In no previously published cases is an aneurysm described as a complication of an intracranial intraoperative fungal infection without preexisting fungal disease, either intracranial or otherwise. In this case, it is very likely that infection and propagation of this fungal disease was favored by the lengthy treatment
with dexamethasone and antibiotic agents that preceded the operation. Acknowledgment
The authors wish to thank Erika Rochowanski, M.D., for her advice and assistance in preparing this manuscript. References
1. Adams JH: Parasitic and fungal infections of the nervous system, in Blackwood W, Corsellis JAN (eds): Greenfield's Neuropathology. London: Edward Arnold, 1976, pp 269-291 2. Ahuja GK, Jain N, Vijayaraghavan M, et at: Cerebral mycotic aneurysm of fungal origin. Case report. J Neurosurg 49:107-I 10, 1978 3. Banerji AK, Singh MS, Kak VK, et at: Cerebral aspergillosis. Report of eight cases. Indian J Pathoi Microbioi 20: 91-100, 1977 4. Bohmfalk GL, Story JL, Wissinger JP, et al: Bacterial intracranial aneurysms. J Neurosurg 48:369-382, 1978 5. Frazee JG, Cahan LD, Winter J: Bacterial intracranial aneurysms. J Neurosurg 53:633-641, 1980 6. Hadley MN, Martin NA, Spetzler RF, et al: Multiple intracranial aneurysms due to Coccidioides immitis infection. Case report.
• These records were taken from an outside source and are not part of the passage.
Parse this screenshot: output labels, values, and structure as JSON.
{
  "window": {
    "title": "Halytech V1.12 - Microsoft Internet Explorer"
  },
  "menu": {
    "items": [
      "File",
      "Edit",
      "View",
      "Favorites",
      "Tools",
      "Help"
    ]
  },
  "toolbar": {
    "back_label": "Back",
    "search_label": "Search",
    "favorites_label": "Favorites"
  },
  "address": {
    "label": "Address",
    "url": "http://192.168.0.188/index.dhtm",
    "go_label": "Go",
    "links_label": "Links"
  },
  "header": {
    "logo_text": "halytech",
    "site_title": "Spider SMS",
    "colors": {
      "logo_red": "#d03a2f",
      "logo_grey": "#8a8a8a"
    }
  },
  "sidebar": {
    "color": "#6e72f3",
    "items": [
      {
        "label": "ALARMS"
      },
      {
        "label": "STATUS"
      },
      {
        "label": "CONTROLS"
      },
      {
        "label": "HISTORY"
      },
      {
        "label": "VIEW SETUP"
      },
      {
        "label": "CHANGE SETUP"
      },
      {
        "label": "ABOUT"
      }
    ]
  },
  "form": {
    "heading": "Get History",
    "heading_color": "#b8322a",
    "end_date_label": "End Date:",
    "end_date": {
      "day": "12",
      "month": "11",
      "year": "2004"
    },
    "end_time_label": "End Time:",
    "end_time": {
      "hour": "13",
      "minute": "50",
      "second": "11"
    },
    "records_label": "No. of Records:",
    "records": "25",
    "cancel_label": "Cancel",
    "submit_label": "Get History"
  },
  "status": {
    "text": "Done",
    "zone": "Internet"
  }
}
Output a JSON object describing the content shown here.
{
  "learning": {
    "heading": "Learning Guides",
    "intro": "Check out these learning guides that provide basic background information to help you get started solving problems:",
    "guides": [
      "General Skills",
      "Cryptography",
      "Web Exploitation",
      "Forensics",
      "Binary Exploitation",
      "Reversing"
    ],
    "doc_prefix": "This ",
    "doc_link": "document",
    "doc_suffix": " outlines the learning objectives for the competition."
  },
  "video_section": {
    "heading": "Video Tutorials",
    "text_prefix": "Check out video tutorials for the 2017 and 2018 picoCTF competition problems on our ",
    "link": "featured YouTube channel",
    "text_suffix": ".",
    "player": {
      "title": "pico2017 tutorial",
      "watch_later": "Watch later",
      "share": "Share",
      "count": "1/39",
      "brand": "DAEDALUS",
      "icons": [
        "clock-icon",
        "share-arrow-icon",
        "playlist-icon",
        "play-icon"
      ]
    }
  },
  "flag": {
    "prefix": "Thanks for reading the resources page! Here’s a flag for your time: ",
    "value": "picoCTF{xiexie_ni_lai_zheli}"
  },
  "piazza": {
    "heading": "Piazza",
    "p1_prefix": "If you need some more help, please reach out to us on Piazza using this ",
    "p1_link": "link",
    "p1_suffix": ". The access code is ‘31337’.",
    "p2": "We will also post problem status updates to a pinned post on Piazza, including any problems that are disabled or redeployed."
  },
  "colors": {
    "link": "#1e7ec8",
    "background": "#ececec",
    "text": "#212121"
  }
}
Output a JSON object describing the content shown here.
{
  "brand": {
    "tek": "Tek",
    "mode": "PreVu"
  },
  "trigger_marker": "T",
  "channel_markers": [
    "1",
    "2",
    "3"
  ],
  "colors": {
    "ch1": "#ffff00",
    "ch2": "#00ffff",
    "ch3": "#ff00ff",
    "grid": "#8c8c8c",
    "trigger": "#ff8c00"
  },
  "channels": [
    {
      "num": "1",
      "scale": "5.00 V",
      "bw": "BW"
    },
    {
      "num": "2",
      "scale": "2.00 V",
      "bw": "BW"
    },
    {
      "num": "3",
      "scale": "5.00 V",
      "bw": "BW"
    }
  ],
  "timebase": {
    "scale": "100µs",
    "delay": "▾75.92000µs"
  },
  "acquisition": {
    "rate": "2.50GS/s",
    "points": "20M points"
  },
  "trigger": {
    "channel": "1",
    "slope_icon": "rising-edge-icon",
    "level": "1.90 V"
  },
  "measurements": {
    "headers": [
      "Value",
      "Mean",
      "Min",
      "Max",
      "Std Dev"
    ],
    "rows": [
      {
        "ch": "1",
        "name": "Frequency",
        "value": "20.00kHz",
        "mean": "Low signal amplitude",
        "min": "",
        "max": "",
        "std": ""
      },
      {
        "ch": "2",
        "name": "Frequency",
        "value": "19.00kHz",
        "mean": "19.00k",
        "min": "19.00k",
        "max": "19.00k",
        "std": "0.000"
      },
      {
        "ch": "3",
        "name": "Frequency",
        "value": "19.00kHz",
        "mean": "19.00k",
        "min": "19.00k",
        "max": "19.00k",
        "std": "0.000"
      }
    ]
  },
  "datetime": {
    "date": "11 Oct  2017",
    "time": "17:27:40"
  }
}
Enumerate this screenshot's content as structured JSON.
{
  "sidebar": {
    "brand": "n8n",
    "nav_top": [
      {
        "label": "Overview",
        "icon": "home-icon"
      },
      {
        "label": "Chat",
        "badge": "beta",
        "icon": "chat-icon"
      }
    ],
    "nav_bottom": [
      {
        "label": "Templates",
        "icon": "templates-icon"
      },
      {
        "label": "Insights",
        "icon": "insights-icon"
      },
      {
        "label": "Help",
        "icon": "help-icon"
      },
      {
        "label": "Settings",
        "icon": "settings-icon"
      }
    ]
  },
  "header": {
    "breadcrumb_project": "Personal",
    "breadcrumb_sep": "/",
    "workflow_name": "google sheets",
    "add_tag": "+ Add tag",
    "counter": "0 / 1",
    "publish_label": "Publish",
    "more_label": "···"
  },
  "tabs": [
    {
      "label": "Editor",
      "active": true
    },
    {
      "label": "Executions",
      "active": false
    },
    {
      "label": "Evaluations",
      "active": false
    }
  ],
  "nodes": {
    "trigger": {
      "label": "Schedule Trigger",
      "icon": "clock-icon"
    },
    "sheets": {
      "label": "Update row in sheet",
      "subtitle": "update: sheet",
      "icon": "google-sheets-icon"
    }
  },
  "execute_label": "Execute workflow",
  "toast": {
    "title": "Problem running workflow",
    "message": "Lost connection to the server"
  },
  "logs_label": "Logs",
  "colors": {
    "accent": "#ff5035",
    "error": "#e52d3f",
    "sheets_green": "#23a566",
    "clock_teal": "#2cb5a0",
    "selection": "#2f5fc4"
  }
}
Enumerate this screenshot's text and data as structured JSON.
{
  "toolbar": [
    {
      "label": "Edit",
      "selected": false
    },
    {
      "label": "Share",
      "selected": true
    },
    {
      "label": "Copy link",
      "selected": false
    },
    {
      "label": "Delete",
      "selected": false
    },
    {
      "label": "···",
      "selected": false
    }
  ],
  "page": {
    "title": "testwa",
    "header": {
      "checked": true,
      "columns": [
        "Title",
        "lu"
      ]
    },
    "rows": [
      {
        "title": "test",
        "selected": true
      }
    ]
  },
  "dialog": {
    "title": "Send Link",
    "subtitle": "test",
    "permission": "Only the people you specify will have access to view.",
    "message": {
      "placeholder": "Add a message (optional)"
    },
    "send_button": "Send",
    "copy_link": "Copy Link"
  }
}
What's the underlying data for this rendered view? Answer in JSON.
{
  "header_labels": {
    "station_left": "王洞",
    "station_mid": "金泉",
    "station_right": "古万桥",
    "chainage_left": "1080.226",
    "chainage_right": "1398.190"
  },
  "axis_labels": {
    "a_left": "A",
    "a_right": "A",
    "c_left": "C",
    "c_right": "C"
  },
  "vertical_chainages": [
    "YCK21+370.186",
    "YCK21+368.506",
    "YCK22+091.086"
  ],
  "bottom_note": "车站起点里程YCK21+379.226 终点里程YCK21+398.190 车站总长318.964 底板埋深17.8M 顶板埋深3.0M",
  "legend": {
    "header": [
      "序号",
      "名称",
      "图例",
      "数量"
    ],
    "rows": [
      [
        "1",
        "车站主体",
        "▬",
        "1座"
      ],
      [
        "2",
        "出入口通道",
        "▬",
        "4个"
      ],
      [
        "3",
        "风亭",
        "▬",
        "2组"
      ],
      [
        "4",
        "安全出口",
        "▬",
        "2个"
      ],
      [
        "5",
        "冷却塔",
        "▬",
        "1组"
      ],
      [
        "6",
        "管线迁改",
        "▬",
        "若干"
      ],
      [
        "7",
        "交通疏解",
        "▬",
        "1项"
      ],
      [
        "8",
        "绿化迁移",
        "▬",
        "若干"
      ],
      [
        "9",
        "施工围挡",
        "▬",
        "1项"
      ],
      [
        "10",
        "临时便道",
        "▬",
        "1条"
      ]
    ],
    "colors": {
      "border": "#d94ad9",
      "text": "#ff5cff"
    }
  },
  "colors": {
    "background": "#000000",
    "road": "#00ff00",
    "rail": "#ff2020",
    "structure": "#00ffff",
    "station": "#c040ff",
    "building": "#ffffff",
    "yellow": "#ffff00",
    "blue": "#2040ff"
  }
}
J Neurosurg 66:453-456, 1987 7. Horten BC, Abbott GF, Porro RS: Fungal aneurysms of intracranial vessels. Arch Neurol 33:577-579, 1976 8. Mahaley MS Jr, Spock A: An unusual case of intracranial aneurysm, in Smith JL (ed): Nearo-Ophthalmology. St Louis: CV Mosby, Vol 4, 1968, pp 158-166 9. Mielke B, Weir B, Oldring D, et at: Fungat aneurysm: case report and review of the literature. Neurosurgery 9: 578-582, 1981 10. Mohandas S, Ahuja GK, Sood VP, et al: Aspergillosis of the central nervous system. J Neurol Sci 38:229-233, 1978 11. Molinari GF: Septic cerebral embolism. Stroke 3: 1t7-122, 1972 12. Molinari GF, Smith L, Goldstein MN, et al: Pathogenesis of cerebral mycotic aneurysms. Neurology 23:325-332, 1972 13. Ponfick E: Ober embolische Aneurysmen, nebst Bemerkungen fiber das akute Herzaneurysma. Virchows Arch Pathol Anat 58:528, 1873 14. Roach MR, Drake CG: Ruptured cerebral aneurysms caused by micro-organisms. N Engl J Med 273: 240-244, 1965 15. Shimosaka S, Waga S: Cerebral chromoblastomycosis complicated by meningitis and multiple fungal aneurysms after resection of a granuloma. Case report. J Neurosurg 59:158-161, 1983 Manuscript received January 5, 1990. Accepted in final form June 4, 1990. Address reprint requests to: Wolfgang Peter Piotrowski, M.D., Department of Neurosurgery, Landesnervenklinik Salzburg, Ignaz-Harrer-Strasse 79, A-5020 Salzburg, Austria.
J. Neurosurg. / Volume 73/December, 1990